Spanish multi-national banking group Banco Santander, S.A posted a 10.8-billion-euro loss for the first half of the year after taking a one-off provision of 12.6 billion euros in the second quarter to reflect the impact of the virus pandemic on the business, the group announced on Wednesday.
The group maintains that its balance sheet remains healthy and underlying growth strong.
Santander’s net operating revenue for the first half is overall up by 2 percent compared to last year, to a profit of 1.9 billion euros, thanks to its cost-saving efforts, the group said.
However, in their annual exercise of reviewing the value of their acquisitions, the group had to make an impairment charge of 12.6 billion euros to reflect the impact of the pandemic and increased capital cost. This charge turned a net operating income of 1.9 billion euros into a net underlying loss of nearly 11 billion euros for the first half of the year.

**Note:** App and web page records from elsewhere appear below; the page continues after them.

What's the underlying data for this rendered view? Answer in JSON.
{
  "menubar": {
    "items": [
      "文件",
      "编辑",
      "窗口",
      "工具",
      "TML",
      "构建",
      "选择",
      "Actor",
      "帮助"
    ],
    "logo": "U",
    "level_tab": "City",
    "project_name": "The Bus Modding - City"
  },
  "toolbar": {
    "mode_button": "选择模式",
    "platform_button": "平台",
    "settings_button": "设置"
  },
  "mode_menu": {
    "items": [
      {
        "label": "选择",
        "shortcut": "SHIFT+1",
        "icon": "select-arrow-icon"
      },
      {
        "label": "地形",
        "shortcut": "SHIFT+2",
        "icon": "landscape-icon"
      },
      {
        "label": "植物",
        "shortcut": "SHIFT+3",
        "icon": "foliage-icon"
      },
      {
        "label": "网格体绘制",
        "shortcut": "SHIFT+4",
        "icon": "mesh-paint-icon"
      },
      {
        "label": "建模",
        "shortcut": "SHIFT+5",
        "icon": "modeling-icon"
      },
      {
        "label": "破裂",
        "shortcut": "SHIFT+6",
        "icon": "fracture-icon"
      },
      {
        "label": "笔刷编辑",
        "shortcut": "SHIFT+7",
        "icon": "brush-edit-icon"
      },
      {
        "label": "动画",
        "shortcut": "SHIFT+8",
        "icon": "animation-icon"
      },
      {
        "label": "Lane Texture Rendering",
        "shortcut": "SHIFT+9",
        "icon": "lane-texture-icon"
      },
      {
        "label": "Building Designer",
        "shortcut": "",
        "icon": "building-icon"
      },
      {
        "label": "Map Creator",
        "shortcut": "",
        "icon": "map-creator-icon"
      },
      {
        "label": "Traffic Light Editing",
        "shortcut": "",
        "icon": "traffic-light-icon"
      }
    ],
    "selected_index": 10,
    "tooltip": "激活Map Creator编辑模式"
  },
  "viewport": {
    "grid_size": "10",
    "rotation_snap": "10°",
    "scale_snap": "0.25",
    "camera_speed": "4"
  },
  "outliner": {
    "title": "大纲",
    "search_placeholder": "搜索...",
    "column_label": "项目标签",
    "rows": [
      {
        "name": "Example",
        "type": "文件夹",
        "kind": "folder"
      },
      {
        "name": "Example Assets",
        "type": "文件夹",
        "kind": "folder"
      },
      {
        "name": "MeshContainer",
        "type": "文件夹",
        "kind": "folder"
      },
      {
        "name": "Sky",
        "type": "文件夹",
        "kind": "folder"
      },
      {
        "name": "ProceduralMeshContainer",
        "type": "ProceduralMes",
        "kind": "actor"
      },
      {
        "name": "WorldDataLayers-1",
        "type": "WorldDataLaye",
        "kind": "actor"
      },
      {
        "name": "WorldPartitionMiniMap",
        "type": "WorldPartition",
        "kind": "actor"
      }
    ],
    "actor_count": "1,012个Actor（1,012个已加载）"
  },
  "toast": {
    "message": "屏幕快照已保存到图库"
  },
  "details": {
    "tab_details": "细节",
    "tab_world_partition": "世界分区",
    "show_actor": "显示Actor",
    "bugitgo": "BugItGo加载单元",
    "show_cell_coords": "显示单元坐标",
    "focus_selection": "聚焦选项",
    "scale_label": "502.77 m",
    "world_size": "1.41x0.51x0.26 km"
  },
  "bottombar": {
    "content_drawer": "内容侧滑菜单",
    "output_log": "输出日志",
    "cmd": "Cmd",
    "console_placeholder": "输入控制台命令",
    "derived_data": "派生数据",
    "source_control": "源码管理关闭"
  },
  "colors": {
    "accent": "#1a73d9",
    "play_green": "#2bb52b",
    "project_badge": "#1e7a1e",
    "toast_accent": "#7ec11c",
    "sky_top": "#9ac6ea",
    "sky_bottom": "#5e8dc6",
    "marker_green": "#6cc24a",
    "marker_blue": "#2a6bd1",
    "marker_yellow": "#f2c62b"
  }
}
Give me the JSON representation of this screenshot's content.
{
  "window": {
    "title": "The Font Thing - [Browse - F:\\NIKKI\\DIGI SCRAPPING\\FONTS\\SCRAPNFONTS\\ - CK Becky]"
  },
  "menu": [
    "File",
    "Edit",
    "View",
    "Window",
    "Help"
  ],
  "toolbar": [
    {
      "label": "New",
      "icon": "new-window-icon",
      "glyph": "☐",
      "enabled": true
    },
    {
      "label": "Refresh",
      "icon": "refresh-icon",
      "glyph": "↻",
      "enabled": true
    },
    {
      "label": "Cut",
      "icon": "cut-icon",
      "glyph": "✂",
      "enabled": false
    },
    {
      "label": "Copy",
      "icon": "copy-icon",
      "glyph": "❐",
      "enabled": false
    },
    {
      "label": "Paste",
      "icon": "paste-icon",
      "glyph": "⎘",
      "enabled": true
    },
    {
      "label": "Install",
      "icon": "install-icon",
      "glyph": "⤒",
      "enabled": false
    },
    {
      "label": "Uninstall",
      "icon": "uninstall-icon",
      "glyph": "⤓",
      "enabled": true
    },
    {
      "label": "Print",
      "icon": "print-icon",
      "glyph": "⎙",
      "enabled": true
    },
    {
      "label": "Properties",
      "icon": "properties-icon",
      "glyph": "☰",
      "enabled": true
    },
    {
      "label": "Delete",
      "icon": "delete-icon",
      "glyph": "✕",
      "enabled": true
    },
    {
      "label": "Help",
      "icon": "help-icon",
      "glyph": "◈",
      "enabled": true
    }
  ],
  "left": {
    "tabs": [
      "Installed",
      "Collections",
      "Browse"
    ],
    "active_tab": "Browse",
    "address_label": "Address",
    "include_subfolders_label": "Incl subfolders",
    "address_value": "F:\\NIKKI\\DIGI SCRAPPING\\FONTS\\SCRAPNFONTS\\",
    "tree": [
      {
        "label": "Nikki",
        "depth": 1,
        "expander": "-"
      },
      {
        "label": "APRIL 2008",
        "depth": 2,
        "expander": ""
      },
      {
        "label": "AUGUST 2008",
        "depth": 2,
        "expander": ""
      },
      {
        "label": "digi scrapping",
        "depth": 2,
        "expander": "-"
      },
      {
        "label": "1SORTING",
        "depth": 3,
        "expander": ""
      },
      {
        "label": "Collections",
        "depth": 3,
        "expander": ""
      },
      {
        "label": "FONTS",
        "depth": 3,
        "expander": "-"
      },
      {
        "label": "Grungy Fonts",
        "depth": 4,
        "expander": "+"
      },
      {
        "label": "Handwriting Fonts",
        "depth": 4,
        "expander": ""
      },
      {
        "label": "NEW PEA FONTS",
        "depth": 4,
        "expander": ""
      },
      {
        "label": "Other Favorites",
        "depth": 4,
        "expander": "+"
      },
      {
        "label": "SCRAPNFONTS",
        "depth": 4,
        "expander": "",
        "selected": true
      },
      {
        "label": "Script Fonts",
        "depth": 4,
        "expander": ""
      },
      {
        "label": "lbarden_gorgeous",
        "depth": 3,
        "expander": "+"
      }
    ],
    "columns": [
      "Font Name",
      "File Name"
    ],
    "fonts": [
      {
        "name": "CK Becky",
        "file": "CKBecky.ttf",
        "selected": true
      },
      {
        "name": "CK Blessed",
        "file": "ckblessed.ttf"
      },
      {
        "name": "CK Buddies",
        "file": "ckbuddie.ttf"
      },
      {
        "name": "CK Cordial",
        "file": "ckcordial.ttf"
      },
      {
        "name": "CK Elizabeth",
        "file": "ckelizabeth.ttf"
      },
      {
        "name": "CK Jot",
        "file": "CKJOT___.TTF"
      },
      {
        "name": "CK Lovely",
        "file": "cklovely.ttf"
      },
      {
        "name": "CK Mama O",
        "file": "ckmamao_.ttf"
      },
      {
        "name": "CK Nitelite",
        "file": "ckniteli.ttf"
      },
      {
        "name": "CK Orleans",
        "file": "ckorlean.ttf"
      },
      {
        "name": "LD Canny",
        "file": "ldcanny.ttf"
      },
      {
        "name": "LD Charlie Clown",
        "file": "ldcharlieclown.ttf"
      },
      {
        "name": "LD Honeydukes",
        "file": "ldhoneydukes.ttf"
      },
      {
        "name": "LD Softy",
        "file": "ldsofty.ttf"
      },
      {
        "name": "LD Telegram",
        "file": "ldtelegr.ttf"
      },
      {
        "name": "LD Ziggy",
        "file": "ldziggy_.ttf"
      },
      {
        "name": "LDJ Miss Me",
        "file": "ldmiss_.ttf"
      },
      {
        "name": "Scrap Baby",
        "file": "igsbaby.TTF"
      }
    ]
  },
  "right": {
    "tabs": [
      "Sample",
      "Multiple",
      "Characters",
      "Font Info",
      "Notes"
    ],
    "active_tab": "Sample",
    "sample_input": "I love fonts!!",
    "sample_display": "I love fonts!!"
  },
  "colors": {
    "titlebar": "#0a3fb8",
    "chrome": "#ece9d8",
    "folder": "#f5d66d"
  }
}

In responding to Bloomberg’s comment about Santander having the highest impairment charge of any European bank, Santander CFO Jose Cantera emphasized that the charge was a non-capital, non-cash accounting charge and that the group’s underlying profitability of the quarter was really strong.
The group maintained that the business is well capitalized. Santander has a common equity tier 1 capital ratio of 11.8 percent, which is above the required minimum of 10.5 percent and at the top end of their own target range. The tier 1 capital ratio is a core measurement a bank’s strength and its ability to withstand financial distress.
In the second quarter, the group saw an accelerated growth in the digital hemisphere, with 47 percent of sales occurring on digital platforms, versus 36 percent recorded at the same time last year.
In addition, the group’s corporate and investment banking business achieved an impressive 32 percent growth in net operating income before the impairment charge despite the harsh economic conditions.
“The impact of the pandemic has tested us all,” Ana Botin, Santander’s executive chairman, said in a statement. “We remain confident about the potential for value creation within our business.”
The share price closed at 2.00 euros, down 4.7 percent from yesterday’s closing. Santander’s share price has dropped 46 percent year-to-date.
By geographic location, the underlying profit of Santander’s UK operation fell by 76 percent to 139 million euros due to the impairment provision and a reduction in income.
Santander managed to lessen the damage by increasing customer fees and reducing perks offered to those holding a “123 current account.”
The bank will further reduce costs by cutting interest paid to customers on its 123 current account from 1 percent to 0.6 percent in August, and further increase account fees and alter the cashback paid on those accounts from late October.